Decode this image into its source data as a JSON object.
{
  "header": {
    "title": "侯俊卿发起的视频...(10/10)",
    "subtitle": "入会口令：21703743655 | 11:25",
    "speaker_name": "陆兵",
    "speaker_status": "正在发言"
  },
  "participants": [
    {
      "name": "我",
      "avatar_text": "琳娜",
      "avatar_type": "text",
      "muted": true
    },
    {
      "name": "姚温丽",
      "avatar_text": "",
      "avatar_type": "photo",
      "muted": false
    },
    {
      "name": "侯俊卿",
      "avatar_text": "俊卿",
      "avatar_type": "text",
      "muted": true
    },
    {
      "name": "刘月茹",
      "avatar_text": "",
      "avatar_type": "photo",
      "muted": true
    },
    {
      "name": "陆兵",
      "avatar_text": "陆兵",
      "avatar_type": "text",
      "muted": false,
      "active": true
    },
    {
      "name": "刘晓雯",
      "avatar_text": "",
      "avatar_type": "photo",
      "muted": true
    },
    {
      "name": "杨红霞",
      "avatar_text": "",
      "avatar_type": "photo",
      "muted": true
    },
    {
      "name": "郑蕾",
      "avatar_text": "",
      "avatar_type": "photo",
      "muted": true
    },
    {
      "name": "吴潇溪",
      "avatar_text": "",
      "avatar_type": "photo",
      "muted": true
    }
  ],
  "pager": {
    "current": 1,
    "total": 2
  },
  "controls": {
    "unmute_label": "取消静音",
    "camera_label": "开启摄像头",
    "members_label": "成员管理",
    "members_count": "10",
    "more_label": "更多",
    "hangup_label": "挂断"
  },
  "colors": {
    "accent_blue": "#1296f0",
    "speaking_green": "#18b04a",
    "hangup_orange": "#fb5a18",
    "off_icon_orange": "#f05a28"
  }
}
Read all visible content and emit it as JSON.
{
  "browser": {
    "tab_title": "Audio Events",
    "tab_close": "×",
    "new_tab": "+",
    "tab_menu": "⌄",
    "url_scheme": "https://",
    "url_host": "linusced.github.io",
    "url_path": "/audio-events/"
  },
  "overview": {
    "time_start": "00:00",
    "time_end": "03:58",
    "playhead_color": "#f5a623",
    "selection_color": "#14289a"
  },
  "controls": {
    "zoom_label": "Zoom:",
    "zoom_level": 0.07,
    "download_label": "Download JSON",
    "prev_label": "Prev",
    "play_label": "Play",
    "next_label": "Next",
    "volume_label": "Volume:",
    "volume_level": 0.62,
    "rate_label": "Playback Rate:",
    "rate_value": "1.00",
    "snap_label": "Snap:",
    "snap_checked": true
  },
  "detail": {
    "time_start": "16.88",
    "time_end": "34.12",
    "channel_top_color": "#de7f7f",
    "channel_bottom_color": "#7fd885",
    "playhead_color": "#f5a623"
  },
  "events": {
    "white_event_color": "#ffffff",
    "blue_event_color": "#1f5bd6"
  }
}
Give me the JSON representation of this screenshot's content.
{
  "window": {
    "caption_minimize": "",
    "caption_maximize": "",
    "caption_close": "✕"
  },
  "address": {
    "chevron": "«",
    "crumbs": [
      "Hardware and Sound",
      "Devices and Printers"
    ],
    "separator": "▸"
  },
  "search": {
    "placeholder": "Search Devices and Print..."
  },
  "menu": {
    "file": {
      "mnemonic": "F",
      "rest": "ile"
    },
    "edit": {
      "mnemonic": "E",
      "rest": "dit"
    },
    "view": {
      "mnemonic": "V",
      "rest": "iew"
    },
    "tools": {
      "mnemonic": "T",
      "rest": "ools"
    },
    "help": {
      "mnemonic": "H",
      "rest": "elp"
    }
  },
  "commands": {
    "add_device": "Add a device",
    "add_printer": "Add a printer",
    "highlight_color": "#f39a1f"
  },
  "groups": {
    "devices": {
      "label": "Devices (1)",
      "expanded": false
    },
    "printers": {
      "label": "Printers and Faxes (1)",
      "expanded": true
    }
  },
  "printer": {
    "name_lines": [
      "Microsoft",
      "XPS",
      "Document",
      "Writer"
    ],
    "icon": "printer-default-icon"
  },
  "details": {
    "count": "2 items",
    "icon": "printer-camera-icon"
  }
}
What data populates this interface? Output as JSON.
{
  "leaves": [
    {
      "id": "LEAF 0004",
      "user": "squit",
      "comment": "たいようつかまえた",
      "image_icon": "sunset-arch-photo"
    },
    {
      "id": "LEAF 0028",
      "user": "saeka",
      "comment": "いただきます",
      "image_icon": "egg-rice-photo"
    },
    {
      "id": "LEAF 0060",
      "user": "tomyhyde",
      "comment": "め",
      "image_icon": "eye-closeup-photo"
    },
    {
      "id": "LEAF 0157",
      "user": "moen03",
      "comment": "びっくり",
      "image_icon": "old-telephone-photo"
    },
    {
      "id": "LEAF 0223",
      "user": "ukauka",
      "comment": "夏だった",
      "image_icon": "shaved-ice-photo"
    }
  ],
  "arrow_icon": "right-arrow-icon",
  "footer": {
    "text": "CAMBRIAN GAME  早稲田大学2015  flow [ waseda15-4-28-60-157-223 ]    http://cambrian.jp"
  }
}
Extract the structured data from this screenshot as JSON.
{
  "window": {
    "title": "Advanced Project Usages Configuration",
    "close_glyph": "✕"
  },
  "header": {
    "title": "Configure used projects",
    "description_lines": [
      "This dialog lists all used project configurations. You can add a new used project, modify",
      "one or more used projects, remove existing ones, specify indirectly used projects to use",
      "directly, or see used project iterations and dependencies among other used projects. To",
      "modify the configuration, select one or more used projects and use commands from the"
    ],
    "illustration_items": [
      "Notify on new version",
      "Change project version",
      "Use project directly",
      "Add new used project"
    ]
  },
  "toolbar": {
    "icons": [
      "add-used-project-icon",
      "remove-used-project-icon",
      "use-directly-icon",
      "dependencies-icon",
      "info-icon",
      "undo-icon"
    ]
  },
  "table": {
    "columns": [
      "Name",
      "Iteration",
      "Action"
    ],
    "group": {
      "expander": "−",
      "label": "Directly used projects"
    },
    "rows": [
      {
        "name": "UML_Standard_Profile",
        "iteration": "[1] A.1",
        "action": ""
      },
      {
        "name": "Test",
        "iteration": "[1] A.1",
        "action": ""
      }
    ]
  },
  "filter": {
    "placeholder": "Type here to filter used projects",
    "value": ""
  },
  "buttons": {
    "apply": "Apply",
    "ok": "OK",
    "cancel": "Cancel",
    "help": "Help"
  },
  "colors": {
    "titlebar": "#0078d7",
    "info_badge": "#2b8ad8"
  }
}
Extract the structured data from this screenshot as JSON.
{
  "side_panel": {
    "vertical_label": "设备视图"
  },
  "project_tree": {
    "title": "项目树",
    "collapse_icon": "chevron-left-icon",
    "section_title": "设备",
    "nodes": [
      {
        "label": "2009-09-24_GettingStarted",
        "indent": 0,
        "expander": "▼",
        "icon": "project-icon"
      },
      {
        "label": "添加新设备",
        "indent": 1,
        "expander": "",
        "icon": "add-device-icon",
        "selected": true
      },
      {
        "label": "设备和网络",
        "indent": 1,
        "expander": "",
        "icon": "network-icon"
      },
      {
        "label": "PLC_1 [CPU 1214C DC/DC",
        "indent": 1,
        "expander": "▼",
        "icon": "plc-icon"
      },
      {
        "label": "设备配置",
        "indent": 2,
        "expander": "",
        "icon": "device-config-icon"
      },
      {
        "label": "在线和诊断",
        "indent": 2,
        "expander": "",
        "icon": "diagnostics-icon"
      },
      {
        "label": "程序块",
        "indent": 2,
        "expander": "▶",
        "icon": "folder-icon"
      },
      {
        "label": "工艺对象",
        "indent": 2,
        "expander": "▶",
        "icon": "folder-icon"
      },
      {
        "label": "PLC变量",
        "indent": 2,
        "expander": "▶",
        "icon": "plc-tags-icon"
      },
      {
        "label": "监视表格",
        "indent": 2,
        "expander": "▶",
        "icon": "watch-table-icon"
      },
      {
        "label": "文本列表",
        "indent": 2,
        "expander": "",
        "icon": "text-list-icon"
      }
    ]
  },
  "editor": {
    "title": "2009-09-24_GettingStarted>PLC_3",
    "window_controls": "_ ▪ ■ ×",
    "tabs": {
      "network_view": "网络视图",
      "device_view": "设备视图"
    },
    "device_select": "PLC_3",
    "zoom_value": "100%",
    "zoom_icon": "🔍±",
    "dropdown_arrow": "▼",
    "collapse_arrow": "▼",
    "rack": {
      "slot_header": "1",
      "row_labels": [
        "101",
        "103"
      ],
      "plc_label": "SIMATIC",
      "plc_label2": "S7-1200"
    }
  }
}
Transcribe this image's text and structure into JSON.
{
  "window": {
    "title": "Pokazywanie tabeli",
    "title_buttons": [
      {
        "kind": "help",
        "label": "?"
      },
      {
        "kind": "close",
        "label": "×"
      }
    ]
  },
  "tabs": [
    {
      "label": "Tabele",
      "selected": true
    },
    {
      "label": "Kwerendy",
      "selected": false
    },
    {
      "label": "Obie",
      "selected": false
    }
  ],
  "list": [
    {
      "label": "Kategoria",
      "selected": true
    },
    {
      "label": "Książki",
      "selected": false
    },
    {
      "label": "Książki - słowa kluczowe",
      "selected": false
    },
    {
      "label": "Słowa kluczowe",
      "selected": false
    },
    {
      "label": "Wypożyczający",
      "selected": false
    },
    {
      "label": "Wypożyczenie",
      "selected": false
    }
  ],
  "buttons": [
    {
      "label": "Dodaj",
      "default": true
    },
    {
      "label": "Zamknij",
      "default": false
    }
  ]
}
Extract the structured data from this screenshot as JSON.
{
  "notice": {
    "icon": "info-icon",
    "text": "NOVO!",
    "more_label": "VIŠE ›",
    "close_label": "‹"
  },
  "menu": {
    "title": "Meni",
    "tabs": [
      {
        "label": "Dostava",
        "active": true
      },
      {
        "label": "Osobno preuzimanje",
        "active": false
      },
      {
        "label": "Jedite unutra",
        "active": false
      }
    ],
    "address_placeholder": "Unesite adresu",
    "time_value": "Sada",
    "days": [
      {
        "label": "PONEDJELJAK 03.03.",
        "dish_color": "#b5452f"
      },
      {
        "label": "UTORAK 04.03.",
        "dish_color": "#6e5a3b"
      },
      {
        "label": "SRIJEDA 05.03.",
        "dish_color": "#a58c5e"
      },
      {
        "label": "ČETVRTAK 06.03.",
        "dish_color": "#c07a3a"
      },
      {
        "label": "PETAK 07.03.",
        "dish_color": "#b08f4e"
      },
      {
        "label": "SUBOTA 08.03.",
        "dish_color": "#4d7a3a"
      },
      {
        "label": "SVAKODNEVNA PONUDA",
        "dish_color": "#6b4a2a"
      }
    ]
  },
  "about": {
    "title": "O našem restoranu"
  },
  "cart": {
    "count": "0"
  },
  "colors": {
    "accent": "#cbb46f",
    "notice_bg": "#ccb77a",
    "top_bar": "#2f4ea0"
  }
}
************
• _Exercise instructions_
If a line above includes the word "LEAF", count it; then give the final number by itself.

• _Response for this exercise_
5